India's Nuclear Journey by Atul Kumar, National Institute of Design
This infographic creates a narrative built out of qualitative data which maps India’s nuclear journey since colonial independence. The story outlines how a country marred by the pangs of separation in 1947 took pride in its own achievements and learnt from the losses. It shows the fall and the rise though political mistrust and conflicts, contrasted against key partnerships, agreements and mutually shared interests. It’s the story of India's journey from the status of a rogue nation up to its emergence as a world power armed with the full nuclear triad - that is, nuclear capable ICBMs, bombers and submarines.
Most of the data for the narrative was collected through the secondary research based on media, journals, and archives. Since the nature of raw data was qualitative, it was structured and indexed, making it easier to scrutinise and visualise. Two timelines were chosen to provide a holistic story. One which deals with India's internal and national context, and another global timeline highlighting major events crucial to the world nuclear scenario.
To help pick out these trends, each event in the chronological story was categorised as War, Peace, Establishment, Nuclear Test, Achievements, Tipping Point etc. Furthermore, to visualise India’s ambition, a metric was developed to quantify the qualitative data. Two types of events were marked: Events which were a Deterrent to India’s nuclear growth, or Encouragement which propelled India’s ambitions, acting as an impetus. A deterrent with global impact was given a score of -3, and a deterrent which was internal to India was given a score of -1. Similarly, encouragements were scored as +3 and +1.

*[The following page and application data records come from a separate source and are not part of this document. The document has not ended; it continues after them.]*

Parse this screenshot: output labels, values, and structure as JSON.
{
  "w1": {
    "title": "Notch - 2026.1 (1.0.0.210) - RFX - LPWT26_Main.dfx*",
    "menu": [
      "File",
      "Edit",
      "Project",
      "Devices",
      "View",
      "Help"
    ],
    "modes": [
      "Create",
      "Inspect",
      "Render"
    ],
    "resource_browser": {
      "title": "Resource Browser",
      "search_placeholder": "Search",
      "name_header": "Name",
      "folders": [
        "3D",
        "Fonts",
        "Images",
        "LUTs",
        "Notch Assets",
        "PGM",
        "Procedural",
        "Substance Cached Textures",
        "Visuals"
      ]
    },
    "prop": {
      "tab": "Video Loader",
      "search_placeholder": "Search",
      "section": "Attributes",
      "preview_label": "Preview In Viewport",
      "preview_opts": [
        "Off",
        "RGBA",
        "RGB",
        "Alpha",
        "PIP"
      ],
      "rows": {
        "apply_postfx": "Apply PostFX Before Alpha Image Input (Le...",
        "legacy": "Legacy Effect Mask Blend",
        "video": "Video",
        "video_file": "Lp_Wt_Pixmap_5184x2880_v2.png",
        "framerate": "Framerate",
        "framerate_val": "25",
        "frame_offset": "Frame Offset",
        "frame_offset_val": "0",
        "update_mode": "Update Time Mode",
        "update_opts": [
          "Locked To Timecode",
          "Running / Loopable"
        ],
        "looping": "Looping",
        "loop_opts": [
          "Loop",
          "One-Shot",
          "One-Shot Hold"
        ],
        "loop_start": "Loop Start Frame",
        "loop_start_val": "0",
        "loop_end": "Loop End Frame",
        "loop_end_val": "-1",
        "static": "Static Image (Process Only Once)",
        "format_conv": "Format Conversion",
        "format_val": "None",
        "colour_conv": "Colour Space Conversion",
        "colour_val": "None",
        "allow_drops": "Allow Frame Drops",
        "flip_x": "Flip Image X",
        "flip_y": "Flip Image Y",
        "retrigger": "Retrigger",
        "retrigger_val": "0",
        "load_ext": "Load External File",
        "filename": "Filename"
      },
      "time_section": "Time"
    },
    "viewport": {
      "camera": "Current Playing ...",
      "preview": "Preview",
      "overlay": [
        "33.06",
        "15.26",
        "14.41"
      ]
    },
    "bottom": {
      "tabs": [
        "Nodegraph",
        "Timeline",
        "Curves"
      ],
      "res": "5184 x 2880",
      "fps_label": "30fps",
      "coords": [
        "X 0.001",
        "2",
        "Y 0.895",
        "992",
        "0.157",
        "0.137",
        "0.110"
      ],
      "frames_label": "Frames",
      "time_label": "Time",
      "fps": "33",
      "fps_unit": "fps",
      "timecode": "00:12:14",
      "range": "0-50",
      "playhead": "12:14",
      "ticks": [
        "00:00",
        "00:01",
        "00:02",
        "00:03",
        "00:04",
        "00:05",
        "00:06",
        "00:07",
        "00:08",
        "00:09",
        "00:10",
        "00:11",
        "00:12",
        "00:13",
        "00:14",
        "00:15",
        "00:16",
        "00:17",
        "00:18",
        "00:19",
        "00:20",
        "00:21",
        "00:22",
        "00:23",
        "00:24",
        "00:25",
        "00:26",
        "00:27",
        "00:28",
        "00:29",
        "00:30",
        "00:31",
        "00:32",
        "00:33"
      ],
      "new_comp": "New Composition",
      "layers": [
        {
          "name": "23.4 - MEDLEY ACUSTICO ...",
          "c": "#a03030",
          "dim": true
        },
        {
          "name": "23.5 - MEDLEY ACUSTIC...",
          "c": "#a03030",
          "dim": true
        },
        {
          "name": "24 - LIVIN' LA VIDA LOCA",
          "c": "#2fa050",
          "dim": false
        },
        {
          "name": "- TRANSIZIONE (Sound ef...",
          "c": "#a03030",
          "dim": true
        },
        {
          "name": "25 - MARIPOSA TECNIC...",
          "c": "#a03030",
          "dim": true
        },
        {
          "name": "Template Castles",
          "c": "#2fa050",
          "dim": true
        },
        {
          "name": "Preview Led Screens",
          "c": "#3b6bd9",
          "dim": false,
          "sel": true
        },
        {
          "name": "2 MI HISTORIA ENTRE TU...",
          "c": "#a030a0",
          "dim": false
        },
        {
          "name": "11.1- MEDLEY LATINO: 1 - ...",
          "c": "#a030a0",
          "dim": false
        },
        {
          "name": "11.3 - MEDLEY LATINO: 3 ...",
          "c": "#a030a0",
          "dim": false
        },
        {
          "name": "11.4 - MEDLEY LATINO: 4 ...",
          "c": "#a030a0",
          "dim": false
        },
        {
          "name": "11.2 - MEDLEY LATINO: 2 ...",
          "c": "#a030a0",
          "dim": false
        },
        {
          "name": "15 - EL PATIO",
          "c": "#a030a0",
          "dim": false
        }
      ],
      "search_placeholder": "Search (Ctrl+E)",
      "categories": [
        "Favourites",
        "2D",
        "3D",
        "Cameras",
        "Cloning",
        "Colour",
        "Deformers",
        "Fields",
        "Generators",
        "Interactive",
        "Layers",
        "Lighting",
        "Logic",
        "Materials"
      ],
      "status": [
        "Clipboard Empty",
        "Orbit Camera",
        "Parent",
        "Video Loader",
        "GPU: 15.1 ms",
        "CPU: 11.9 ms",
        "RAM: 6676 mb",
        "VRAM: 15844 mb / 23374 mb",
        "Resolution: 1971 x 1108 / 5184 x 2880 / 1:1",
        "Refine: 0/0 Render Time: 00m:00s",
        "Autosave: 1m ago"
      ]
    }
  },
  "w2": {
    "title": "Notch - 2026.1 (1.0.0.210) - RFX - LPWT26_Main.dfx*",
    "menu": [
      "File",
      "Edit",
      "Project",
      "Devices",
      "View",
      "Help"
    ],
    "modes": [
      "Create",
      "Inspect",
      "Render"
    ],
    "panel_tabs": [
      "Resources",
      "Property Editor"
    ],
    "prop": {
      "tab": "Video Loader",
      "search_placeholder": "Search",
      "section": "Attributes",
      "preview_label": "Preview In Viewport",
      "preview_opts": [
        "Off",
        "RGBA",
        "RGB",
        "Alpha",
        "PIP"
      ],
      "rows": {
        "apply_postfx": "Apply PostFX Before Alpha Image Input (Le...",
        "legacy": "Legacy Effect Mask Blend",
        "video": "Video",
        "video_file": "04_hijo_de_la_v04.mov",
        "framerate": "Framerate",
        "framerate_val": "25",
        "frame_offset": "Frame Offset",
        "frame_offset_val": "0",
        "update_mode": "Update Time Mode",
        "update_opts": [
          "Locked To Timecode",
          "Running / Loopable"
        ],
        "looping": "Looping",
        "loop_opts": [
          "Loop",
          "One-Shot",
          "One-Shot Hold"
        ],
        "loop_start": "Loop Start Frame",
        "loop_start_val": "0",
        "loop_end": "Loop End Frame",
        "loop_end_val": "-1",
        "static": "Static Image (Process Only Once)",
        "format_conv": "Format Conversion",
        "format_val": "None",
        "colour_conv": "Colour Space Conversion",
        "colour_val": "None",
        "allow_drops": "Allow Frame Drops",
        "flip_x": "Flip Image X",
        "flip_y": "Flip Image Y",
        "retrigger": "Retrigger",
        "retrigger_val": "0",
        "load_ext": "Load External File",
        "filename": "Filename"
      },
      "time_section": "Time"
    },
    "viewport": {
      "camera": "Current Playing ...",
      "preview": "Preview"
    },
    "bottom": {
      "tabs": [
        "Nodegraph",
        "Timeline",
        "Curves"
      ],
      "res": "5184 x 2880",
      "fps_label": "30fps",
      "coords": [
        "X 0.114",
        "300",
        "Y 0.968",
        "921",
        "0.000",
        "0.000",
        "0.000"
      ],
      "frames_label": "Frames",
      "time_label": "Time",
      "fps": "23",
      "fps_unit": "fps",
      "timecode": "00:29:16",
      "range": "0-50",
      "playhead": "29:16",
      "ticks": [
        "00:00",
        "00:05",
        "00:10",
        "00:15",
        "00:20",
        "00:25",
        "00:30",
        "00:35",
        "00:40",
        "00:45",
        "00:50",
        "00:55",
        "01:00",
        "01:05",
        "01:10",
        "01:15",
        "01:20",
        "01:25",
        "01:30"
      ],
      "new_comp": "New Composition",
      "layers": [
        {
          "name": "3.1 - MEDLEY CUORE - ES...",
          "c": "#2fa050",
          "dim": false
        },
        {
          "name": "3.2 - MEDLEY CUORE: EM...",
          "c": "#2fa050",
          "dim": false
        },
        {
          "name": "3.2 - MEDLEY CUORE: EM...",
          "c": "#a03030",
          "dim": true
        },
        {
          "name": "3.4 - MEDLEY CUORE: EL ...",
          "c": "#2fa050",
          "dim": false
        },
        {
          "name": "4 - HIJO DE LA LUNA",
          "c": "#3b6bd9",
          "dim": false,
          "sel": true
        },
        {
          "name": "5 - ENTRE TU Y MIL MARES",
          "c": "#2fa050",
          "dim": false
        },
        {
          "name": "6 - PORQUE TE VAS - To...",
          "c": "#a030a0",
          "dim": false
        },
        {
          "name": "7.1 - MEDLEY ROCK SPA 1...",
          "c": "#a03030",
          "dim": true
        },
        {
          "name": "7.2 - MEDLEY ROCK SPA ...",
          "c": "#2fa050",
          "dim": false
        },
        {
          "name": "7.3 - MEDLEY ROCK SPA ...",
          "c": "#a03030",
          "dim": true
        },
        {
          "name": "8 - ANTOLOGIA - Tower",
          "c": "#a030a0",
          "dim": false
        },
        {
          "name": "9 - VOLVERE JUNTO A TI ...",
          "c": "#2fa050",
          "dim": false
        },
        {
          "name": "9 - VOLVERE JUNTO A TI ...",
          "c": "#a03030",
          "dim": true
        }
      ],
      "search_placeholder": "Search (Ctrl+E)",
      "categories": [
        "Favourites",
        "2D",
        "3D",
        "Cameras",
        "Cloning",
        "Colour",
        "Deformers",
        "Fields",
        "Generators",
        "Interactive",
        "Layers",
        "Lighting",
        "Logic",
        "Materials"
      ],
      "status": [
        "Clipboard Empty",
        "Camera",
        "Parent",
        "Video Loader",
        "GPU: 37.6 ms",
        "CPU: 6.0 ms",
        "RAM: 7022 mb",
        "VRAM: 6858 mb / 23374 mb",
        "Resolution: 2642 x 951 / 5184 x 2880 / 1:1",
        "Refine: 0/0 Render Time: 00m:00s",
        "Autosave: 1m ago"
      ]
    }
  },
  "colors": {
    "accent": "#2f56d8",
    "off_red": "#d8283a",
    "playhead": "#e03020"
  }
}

The fundamental structure of visualisation was inspired by the mushroom cloud formed by an atomic explosion. The semiotic connotation of nuclear fission where the nucleus is hit by accelerated particle is used to show the core events, which were the biggest impetus for India’s nuclear journey. The global timeline also utilises a ring structure to represent the atom.